An important point when trying to make captive-bred C. orientalis display a deep red coloration is when to start providing the necessary carotenes. For the best results, the animal needs to ingest a high concentration of carotenes during the early stages of metamorphosis. Right when the larva is starting to develop the belly pattern is when the effect is more accentuated. After metamorphosis is completed, a longer exposure to carotenes is needed to achieve the same effect, and this increases with age. However, even adults can be "turned red". It will just take a lot longer, since carotenes will accumulate to a lesser degree.
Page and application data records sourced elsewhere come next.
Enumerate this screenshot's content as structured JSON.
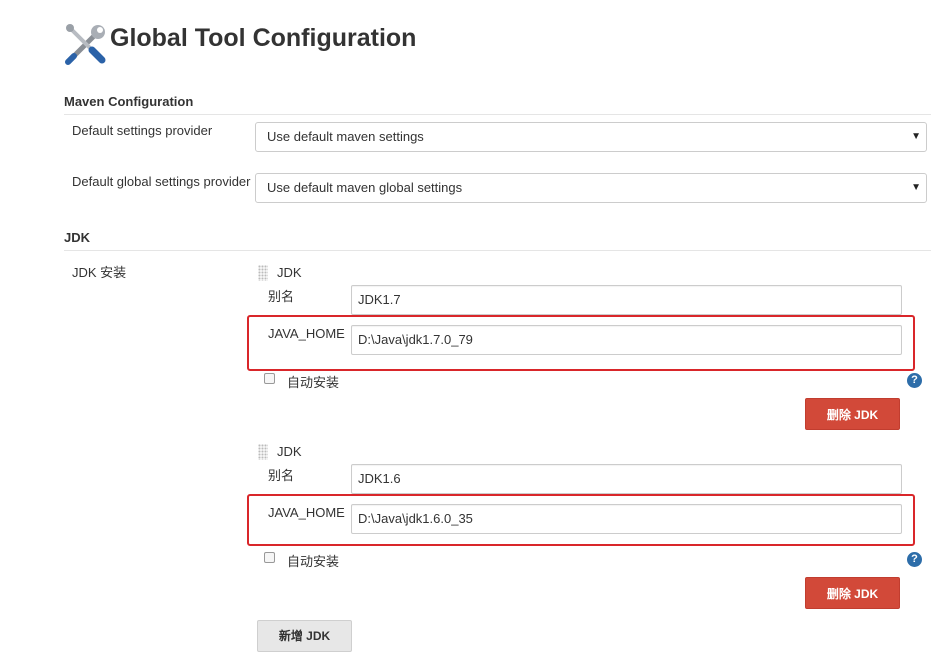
{
  "header": {
    "title": "Global Tool Configuration",
    "icon": "tools-icon"
  },
  "maven": {
    "section_title": "Maven Configuration",
    "settings_label": "Default settings provider",
    "settings_value": "Use default maven settings",
    "global_label": "Default global settings provider",
    "global_value": "Use default maven global settings"
  },
  "jdk": {
    "section_title": "JDK",
    "install_label": "JDK 安装",
    "entries": [
      {
        "header": "JDK",
        "alias_label": "别名",
        "alias_value": "JDK1.7",
        "home_label": "JAVA_HOME",
        "home_value": "D:\\Java\\jdk1.7.0_79",
        "auto_label": "自动安装",
        "delete_label": "删除 JDK"
      },
      {
        "header": "JDK",
        "alias_label": "别名",
        "alias_value": "JDK1.6",
        "home_label": "JAVA_HOME",
        "home_value": "D:\\Java\\jdk1.6.0_35",
        "auto_label": "自动安装",
        "delete_label": "删除 JDK"
      }
    ],
    "add_label": "新增 JDK",
    "help_symbol": "?"
  },
  "colors": {
    "highlight": "#d9262a",
    "delete_button": "#d24939",
    "help": "#2d6da9"
  }
}
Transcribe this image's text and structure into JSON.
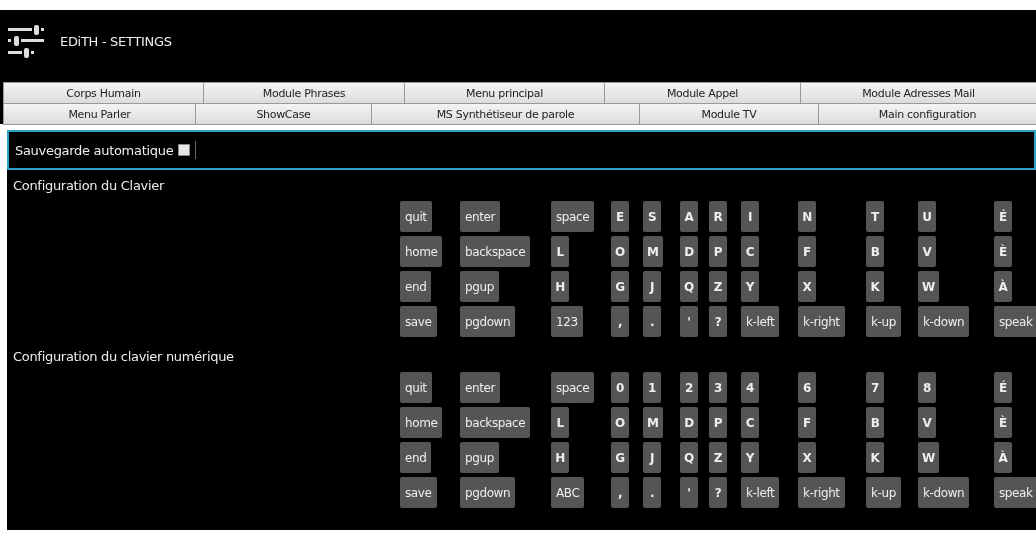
{
  "window": {
    "title": "EDiTH - SETTINGS"
  },
  "tab_rows": [
    {
      "tabs": [
        {
          "label": "Corps Humain",
          "selected": false
        },
        {
          "label": "Module Phrases",
          "selected": false
        },
        {
          "label": "Menu principal",
          "selected": false
        },
        {
          "label": "Module Appel",
          "selected": false
        },
        {
          "label": "Module Adresses Mail",
          "selected": false
        }
      ]
    },
    {
      "tabs": [
        {
          "label": "Menu Parler",
          "selected": false
        },
        {
          "label": "ShowCase",
          "selected": false
        },
        {
          "label": "MS Synthétiseur de parole",
          "selected": false
        },
        {
          "label": "Module TV",
          "selected": false
        },
        {
          "label": "Main configuration",
          "selected": false
        }
      ]
    }
  ],
  "autosave": {
    "label": "Sauvegarde automatique",
    "checked": false
  },
  "sections": [
    {
      "title": "Configuration du Clavier",
      "rows": [
        [
          {
            "label": "quit",
            "kind": "word"
          },
          {
            "label": "enter",
            "kind": "word"
          },
          {
            "label": "space",
            "kind": "word"
          },
          {
            "label": "E",
            "kind": "char"
          },
          {
            "label": "S",
            "kind": "char"
          },
          {
            "label": "A",
            "kind": "char"
          },
          {
            "label": "R",
            "kind": "char"
          },
          {
            "label": "I",
            "kind": "char"
          },
          {
            "label": "N",
            "kind": "char"
          },
          {
            "label": "T",
            "kind": "char"
          },
          {
            "label": "U",
            "kind": "char"
          },
          {
            "label": "É",
            "kind": "char"
          }
        ],
        [
          {
            "label": "home",
            "kind": "word"
          },
          {
            "label": "backspace",
            "kind": "word"
          },
          {
            "label": "L",
            "kind": "char"
          },
          {
            "label": "O",
            "kind": "char"
          },
          {
            "label": "M",
            "kind": "char"
          },
          {
            "label": "D",
            "kind": "char"
          },
          {
            "label": "P",
            "kind": "char"
          },
          {
            "label": "C",
            "kind": "char"
          },
          {
            "label": "F",
            "kind": "char"
          },
          {
            "label": "B",
            "kind": "char"
          },
          {
            "label": "V",
            "kind": "char"
          },
          {
            "label": "È",
            "kind": "char"
          }
        ],
        [
          {
            "label": "end",
            "kind": "word"
          },
          {
            "label": "pgup",
            "kind": "word"
          },
          {
            "label": "H",
            "kind": "char"
          },
          {
            "label": "G",
            "kind": "char"
          },
          {
            "label": "J",
            "kind": "char"
          },
          {
            "label": "Q",
            "kind": "char"
          },
          {
            "label": "Z",
            "kind": "char"
          },
          {
            "label": "Y",
            "kind": "char"
          },
          {
            "label": "X",
            "kind": "char"
          },
          {
            "label": "K",
            "kind": "char"
          },
          {
            "label": "W",
            "kind": "char"
          },
          {
            "label": "À",
            "kind": "char"
          }
        ],
        [
          {
            "label": "save",
            "kind": "word"
          },
          {
            "label": "pgdown",
            "kind": "word"
          },
          {
            "label": "123",
            "kind": "word"
          },
          {
            "label": ",",
            "kind": "char"
          },
          {
            "label": ".",
            "kind": "char"
          },
          {
            "label": "'",
            "kind": "char"
          },
          {
            "label": "?",
            "kind": "char"
          },
          {
            "label": "k-left",
            "kind": "word"
          },
          {
            "label": "k-right",
            "kind": "word"
          },
          {
            "label": "k-up",
            "kind": "word"
          },
          {
            "label": "k-down",
            "kind": "word"
          },
          {
            "label": "speak",
            "kind": "word"
          }
        ]
      ]
    },
    {
      "title": "Configuration du clavier numérique",
      "rows": [
        [
          {
            "label": "quit",
            "kind": "word"
          },
          {
            "label": "enter",
            "kind": "word"
          },
          {
            "label": "space",
            "kind": "word"
          },
          {
            "label": "0",
            "kind": "char"
          },
          {
            "label": "1",
            "kind": "char"
          },
          {
            "label": "2",
            "kind": "char"
          },
          {
            "label": "3",
            "kind": "char"
          },
          {
            "label": "4",
            "kind": "char"
          },
          {
            "label": "6",
            "kind": "char"
          },
          {
            "label": "7",
            "kind": "char"
          },
          {
            "label": "8",
            "kind": "char"
          },
          {
            "label": "É",
            "kind": "char"
          }
        ],
        [
          {
            "label": "home",
            "kind": "word"
          },
          {
            "label": "backspace",
            "kind": "word"
          },
          {
            "label": "L",
            "kind": "char"
          },
          {
            "label": "O",
            "kind": "char"
          },
          {
            "label": "M",
            "kind": "char"
          },
          {
            "label": "D",
            "kind": "char"
          },
          {
            "label": "P",
            "kind": "char"
          },
          {
            "label": "C",
            "kind": "char"
          },
          {
            "label": "F",
            "kind": "char"
          },
          {
            "label": "B",
            "kind": "char"
          },
          {
            "label": "V",
            "kind": "char"
          },
          {
            "label": "È",
            "kind": "char"
          }
        ],
        [
          {
            "label": "end",
            "kind": "word"
          },
          {
            "label": "pgup",
            "kind": "word"
          },
          {
            "label": "H",
            "kind": "char"
          },
          {
            "label": "G",
            "kind": "char"
          },
          {
            "label": "J",
            "kind": "char"
          },
          {
            "label": "Q",
            "kind": "char"
          },
          {
            "label": "Z",
            "kind": "char"
          },
          {
            "label": "Y",
            "kind": "char"
          },
          {
            "label": "X",
            "kind": "char"
          },
          {
            "label": "K",
            "kind": "char"
          },
          {
            "label": "W",
            "kind": "char"
          },
          {
            "label": "À",
            "kind": "char"
          }
        ],
        [
          {
            "label": "save",
            "kind": "word"
          },
          {
            "label": "pgdown",
            "kind": "word"
          },
          {
            "label": "ABC",
            "kind": "word"
          },
          {
            "label": ",",
            "kind": "char"
          },
          {
            "label": ".",
            "kind": "char"
          },
          {
            "label": "'",
            "kind": "char"
          },
          {
            "label": "?",
            "kind": "char"
          },
          {
            "label": "k-left",
            "kind": "word"
          },
          {
            "label": "k-right",
            "kind": "word"
          },
          {
            "label": "k-up",
            "kind": "word"
          },
          {
            "label": "k-down",
            "kind": "word"
          },
          {
            "label": "speak",
            "kind": "word"
          }
        ]
      ]
    }
  ]
}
- Starvation: Some juveniles simply refuse to eat. This can happen for just a few days after morphing, as has already been mentioned, or it can continue for an extended period of time resulting in the death of the animal. It's important to remember that out of the hundreds of eggs that a single female may produce, obviously not all of them were meant to survive. Some are too small or too weak to survive. It's tough, but it's nature. Starving newts may be enticed with tiny earthworms, waxworms or whiteworms, but there's no guarantee it will work.
- Sudden death: As mentioned above, some are just not fit to survive. Spontaneous deaths are rare but may occur.
- Different growth rates: Whether it's the genetics of each individual or some other factor, it is very common to experience a significant difference in growth rates when raising a group of these juveniles. Some grow fast and have a healthy appetite, sometimes reaching sexual maturity in about a year. Others grow painfully slow (sometimes even certain individuals that appear to eat very well) and may take up to three years to achieve maturity. When the differences of size and attitude become sufficiently apparent, it's recommended to separate the juveniles by size. This will avoid the possible competition between the fittest and the less fit. This is of particular importance if one allows the juveniles to hunt freely.
- Skin infections: It's not common, but if conditions are inadequate, weaker juveniles may develop skin infections FAST. Make sure to provide good ventilation, adequate hygiene, and proper levels of humidity (for terrestrial ones).
- Drowning: It is a possibility. Make absolutely sure that land areas are extrememly easy to access. Remember, plants on the water areas are of great help. Even so, the odd one might drown (although it's quite rare). Never force juveniles or sub-adults to be fully aquatic.
© 2010 Rodrigo Palacios